In the records that follow, locate every line with "Work" and extract it.

[Entries taken from a collection]
■ ■ ■ ■ ■ ■ ■
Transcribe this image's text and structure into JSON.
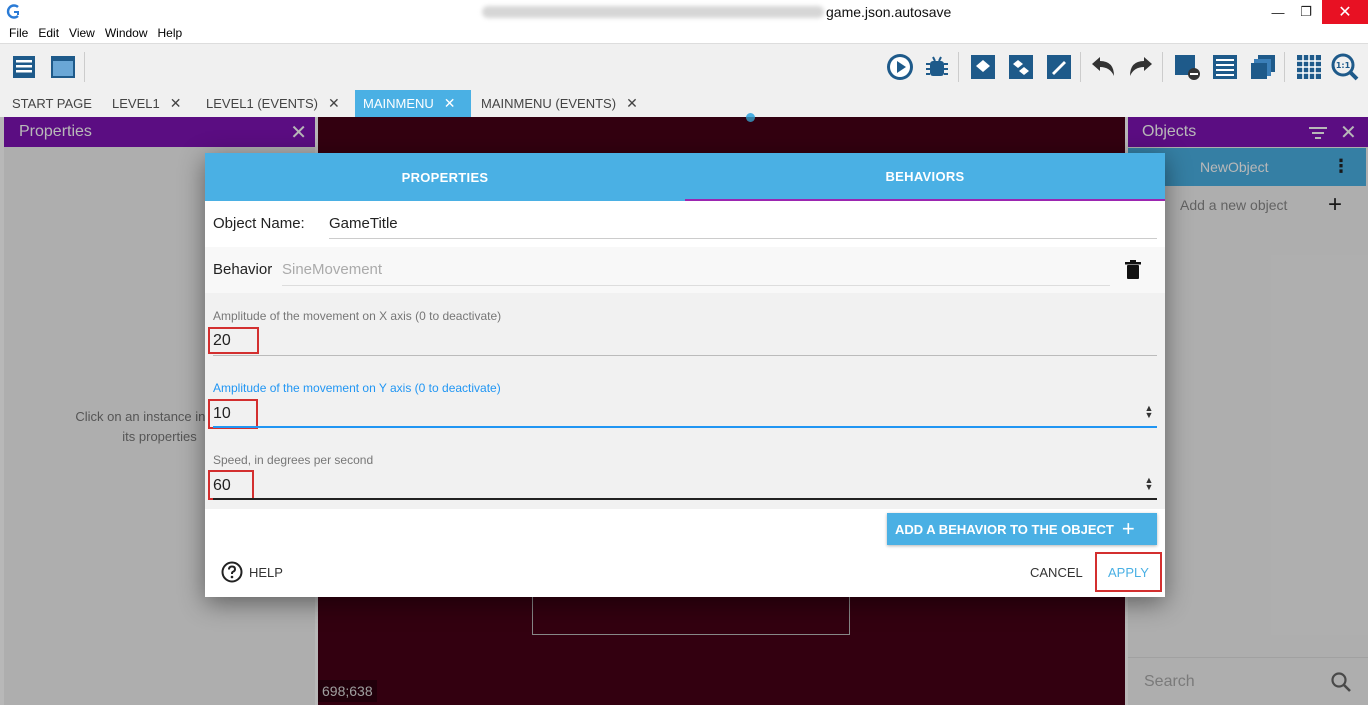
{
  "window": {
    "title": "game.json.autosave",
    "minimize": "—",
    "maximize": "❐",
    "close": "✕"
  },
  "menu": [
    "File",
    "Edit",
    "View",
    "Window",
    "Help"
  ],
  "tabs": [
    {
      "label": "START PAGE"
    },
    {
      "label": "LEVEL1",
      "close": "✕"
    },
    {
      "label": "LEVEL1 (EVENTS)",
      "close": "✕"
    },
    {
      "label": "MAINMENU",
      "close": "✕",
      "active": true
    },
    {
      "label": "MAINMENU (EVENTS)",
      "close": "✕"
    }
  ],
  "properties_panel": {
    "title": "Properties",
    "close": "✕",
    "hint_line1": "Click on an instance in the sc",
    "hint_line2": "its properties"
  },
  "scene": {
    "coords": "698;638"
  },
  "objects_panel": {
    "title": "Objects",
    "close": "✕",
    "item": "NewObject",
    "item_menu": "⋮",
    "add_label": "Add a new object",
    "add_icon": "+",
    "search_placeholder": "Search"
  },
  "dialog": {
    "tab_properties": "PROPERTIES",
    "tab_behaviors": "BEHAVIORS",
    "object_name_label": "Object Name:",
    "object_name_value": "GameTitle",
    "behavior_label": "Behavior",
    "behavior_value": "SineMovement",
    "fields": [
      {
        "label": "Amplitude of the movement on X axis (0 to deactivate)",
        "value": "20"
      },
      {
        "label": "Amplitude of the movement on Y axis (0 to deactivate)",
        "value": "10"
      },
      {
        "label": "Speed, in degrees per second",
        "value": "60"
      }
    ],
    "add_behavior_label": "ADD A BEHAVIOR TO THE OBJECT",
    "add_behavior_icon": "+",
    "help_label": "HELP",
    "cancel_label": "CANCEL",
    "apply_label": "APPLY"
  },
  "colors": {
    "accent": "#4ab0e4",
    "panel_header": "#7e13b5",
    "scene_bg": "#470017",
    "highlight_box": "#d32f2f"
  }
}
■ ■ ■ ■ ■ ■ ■
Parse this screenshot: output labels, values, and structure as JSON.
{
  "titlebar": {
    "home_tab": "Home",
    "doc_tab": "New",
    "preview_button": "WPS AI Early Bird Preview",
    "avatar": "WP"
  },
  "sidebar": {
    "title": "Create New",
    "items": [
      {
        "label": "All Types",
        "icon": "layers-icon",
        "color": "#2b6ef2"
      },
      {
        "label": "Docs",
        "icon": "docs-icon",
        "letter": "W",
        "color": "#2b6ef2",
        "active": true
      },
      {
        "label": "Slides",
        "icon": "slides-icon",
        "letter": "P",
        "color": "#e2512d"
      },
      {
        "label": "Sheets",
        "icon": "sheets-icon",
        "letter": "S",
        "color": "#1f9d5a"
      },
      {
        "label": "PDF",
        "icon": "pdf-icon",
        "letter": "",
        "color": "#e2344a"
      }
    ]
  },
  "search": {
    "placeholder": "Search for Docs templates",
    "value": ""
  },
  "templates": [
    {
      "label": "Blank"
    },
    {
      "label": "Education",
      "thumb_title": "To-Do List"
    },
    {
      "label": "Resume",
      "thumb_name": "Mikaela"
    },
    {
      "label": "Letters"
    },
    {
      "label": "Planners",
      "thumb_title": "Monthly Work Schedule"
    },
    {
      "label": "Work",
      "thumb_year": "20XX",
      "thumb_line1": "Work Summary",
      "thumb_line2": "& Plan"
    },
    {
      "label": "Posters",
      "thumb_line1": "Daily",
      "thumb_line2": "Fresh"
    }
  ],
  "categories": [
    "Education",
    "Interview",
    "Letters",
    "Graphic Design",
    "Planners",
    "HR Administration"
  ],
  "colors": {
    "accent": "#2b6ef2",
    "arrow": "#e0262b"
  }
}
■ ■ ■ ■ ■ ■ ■
> [Written solution]:
      "thumb_title": "Monthly Work Schedule"
      "label": "Work",
      "thumb_line1": "Work Summary",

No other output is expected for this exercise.